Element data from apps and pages
------------------------------

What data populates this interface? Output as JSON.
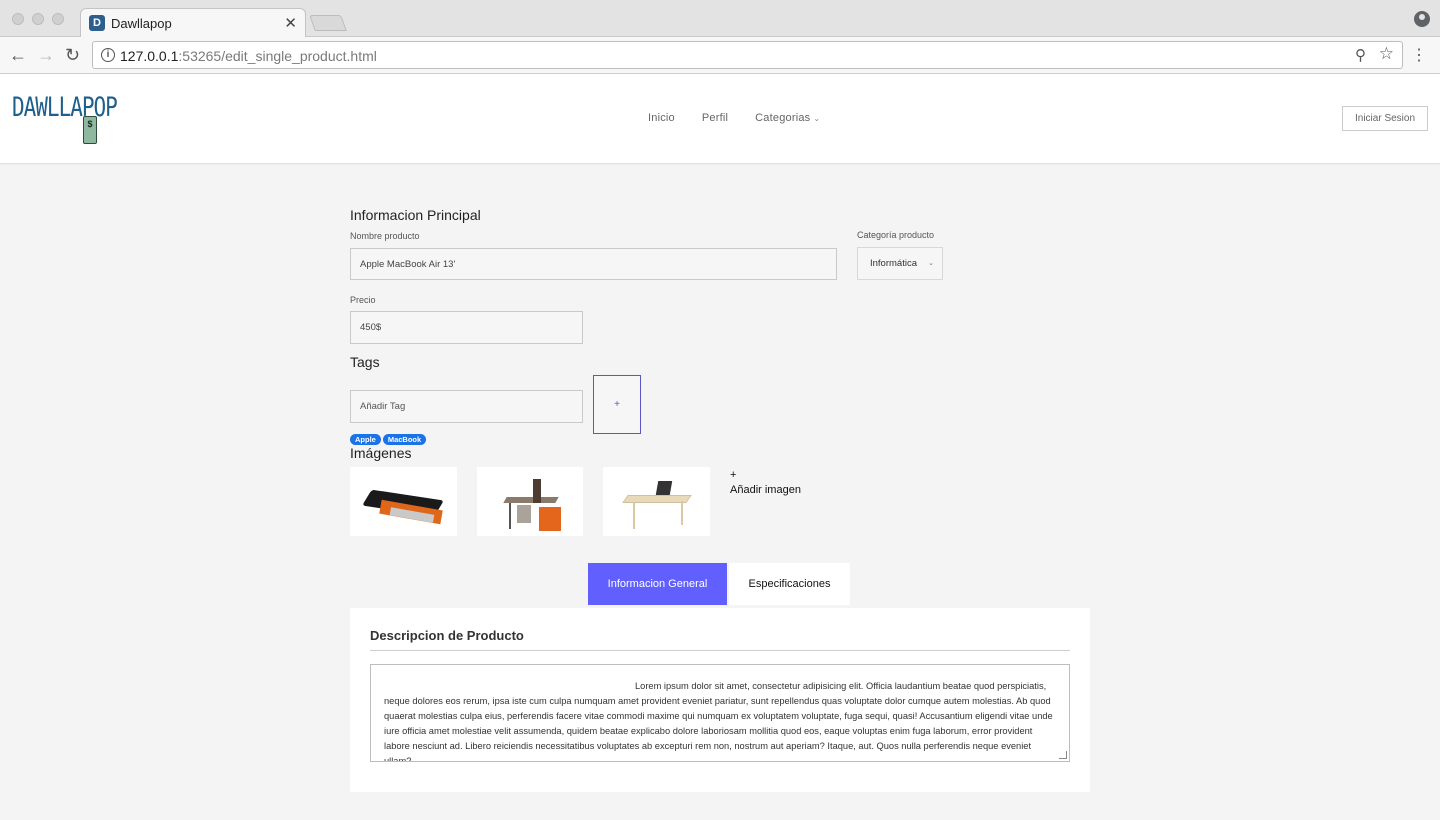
{
  "browser": {
    "tab_title": "Dawllapop",
    "tab_favicon_letter": "D",
    "url_host": "127.0.0.1",
    "url_rest": ":53265/edit_single_product.html"
  },
  "header": {
    "logo_text": "DAWLLAPOP",
    "logo_tag_symbol": "$",
    "nav": [
      {
        "label": "Inicio"
      },
      {
        "label": "Perfil"
      },
      {
        "label": "Categorias"
      }
    ],
    "login_label": "Iniciar Sesion"
  },
  "form": {
    "main_title": "Informacion Principal",
    "name_label": "Nombre producto",
    "name_value": "Apple MacBook Air 13'",
    "category_label": "Categoría producto",
    "category_value": "Informática",
    "price_label": "Precio",
    "price_value": "450$",
    "tags_title": "Tags",
    "tag_placeholder": "Añadir Tag",
    "add_tag_symbol": "+",
    "tags": [
      "Apple",
      "MacBook"
    ],
    "images_title": "Imágenes",
    "add_image_symbol": "+",
    "add_image_label": "Añadir imagen"
  },
  "tabs": {
    "general": "Informacion General",
    "specs": "Especificaciones"
  },
  "description": {
    "title": "Descripcion de Producto",
    "text": "Lorem ipsum dolor sit amet, consectetur adipisicing elit. Officia laudantium beatae quod perspiciatis, neque dolores eos rerum, ipsa iste cum culpa numquam amet provident eveniet pariatur, sunt repellendus quas voluptate dolor cumque autem molestias. Ab quod quaerat molestias culpa eius, perferendis facere vitae commodi maxime qui numquam ex voluptatem voluptate, fuga sequi, quasi! Accusantium eligendi vitae unde iure officia amet molestiae velit assumenda, quidem beatae explicabo dolore laboriosam mollitia quod eos, eaque voluptas enim fuga laborum, error provident labore nesciunt ad. Libero reiciendis necessitatibus voluptates ab excepturi rem non, nostrum aut aperiam? Itaque, aut. Quos nulla perferendis neque eveniet ullam?"
  },
  "colors": {
    "accent": "#6160fe",
    "tag_blue": "#1a73e8",
    "logo_blue": "#1f5f8b"
  }
}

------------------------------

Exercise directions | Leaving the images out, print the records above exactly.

Expected answer |
What data populates this interface? Output as JSON.
{
  "browser": {
    "tab_title": "Dawllapop",
    "tab_favicon_letter": "D",
    "url_host": "127.0.0.1",
    "url_rest": ":53265/edit_single_product.html"
  },
  "header": {
    "logo_text": "DAWLLAPOP",
    "logo_tag_symbol": "$",
    "nav": [
      {
        "label": "Inicio"
      },
      {
        "label": "Perfil"
      },
      {
        "label": "Categorias"
      }
    ],
    "login_label": "Iniciar Sesion"
  },
  "form": {
    "main_title": "Informacion Principal",
    "name_label": "Nombre producto",
    "name_value": "Apple MacBook Air 13'",
    "category_label": "Categoría producto",
    "category_value": "Informática",
    "price_label": "Precio",
    "price_value": "450$",
    "tags_title": "Tags",
    "tag_placeholder": "Añadir Tag",
    "add_tag_symbol": "+",
    "tags": [
      "Apple",
      "MacBook"
    ],
    "images_title": "Imágenes",
    "add_image_symbol": "+",
    "add_image_label": "Añadir imagen"
  },
  "tabs": {
    "general": "Informacion General",
    "specs": "Especificaciones"
  },
  "description": {
    "title": "Descripcion de Producto",
    "text": "Lorem ipsum dolor sit amet, consectetur adipisicing elit. Officia laudantium beatae quod perspiciatis, neque dolores eos rerum, ipsa iste cum culpa numquam amet provident eveniet pariatur, sunt repellendus quas voluptate dolor cumque autem molestias. Ab quod quaerat molestias culpa eius, perferendis facere vitae commodi maxime qui numquam ex voluptatem voluptate, fuga sequi, quasi! Accusantium eligendi vitae unde iure officia amet molestiae velit assumenda, quidem beatae explicabo dolore laboriosam mollitia quod eos, eaque voluptas enim fuga laborum, error provident labore nesciunt ad. Libero reiciendis necessitatibus voluptates ab excepturi rem non, nostrum aut aperiam? Itaque, aut. Quos nulla perferendis neque eveniet ullam?"
  },
  "colors": {
    "accent": "#6160fe",
    "tag_blue": "#1a73e8",
    "logo_blue": "#1f5f8b"
  }
}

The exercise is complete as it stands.